Facts about Islands
- An island is a piece of land surrounded by water on all sides.
- The continent of Australia is an island.
- Islands are formed due to volcanic activity or due to hot spots in the lithosphere.
- Coral islands are formed when the skeletal material of the corals piles up over a long period of time. These look beautiful.
- A large group of islands close to each other together form an archipelago. The Lakshadweep islands are an example of an archipelago. The largest archipelago in the world is Indonesia.
Deserts : Facts and Types
- Deserts are large, dry and hot areas of land which receive little or no rainfall throughout the year. The vegetation is scanty due to the shortage of water. Deserts are covered with sand.
- Sand dunes are formed in deserts. Sand dunes are huge hills of sand formed by the winds.
- Deserts have extreme weather conditions, days could be very hot and nights very cold. This is because the sand absorbs heat fast during the day and gives off heat quickly at night.
- The main vegetation found in the deserts are the cacti and the baobab trees.
- The baobab tree can store nearly up to 1000 litres of water in its trunk which enables it to survive the harsh conditions.
There are two types of deserts – Hot Deserts and Cold Deserts.
- As the name suggests, hot deserts are vast areas of land that are covered with sand and dust. These areas receive little or no rainfall and are very dry.
- The animals found in the hot deserts are camels, snakes, lizards and rats.
- Thar Desert in India is a hot desert.
- The cold deserts are large areas of land covered with snow. These deserts receive little or no rainfall. They receive snowfall during the winters. Animals such as penguins, whales and fur seals survive in the cold deserts.
- The Antarctica is the world’s biggest cold desert.
- Life in these cold deserts is impossible.
- There are some rocky deserts like the Gobi desert in Asia.
Some other Landforms
- A peninsula is a piece of land that is surrounded by water from three sides. For example the southern part of India is a peninsula as it is surrounded by the Arabian sea, Bay of Bengal and the Indian ocean and is joined to land on the fourth side.
- Another example is the State of Florida.
- A cape is a part of land extending in to a water body
- An isthmus is a narrow stretch of land which joins to large land masses.
- Example the Isthmus of Panama.
5 Interesting Facts
- Camels are called the ship of the desert as they carry people and their loads from one place to another.

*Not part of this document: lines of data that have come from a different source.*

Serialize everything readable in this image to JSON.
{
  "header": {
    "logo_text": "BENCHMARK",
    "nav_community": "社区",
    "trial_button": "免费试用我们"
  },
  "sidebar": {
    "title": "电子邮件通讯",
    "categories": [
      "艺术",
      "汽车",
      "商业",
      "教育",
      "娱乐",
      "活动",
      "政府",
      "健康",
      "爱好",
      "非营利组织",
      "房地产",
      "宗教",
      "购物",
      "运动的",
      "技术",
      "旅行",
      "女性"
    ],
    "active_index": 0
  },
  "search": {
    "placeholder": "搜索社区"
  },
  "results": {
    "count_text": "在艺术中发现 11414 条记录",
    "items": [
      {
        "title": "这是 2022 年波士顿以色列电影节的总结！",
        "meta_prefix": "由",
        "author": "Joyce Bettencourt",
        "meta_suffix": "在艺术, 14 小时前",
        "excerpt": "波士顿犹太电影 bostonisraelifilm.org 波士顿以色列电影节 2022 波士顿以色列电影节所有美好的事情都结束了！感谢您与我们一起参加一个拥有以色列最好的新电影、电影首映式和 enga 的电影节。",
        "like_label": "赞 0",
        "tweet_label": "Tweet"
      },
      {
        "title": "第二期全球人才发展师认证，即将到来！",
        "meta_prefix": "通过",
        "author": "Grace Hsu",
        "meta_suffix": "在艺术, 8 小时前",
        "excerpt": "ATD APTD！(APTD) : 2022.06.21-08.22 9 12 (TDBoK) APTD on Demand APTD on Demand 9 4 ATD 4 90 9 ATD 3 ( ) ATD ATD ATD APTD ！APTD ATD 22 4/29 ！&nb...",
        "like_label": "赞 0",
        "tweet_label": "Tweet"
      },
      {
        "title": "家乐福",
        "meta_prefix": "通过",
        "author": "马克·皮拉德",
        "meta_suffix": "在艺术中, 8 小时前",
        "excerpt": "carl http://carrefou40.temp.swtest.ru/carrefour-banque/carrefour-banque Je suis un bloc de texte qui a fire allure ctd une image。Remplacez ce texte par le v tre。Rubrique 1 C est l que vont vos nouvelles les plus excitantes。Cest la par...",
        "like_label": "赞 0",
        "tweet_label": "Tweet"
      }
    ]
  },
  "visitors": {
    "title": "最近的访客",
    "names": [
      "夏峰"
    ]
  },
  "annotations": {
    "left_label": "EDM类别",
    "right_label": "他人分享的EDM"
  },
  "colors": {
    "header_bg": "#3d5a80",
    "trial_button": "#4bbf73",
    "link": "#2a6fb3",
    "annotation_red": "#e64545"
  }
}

- An oasis is a place in the desert where a pool of water is found, surrounded by trees.
- A huge mass of snow that suddenly breaks loose and crashes down a mountain is called an avalanche.
- Mountain animals have sharp hooves that help them climb mountains.
- The Deccan Plateau in India is good for growing cotton because of the black soil present.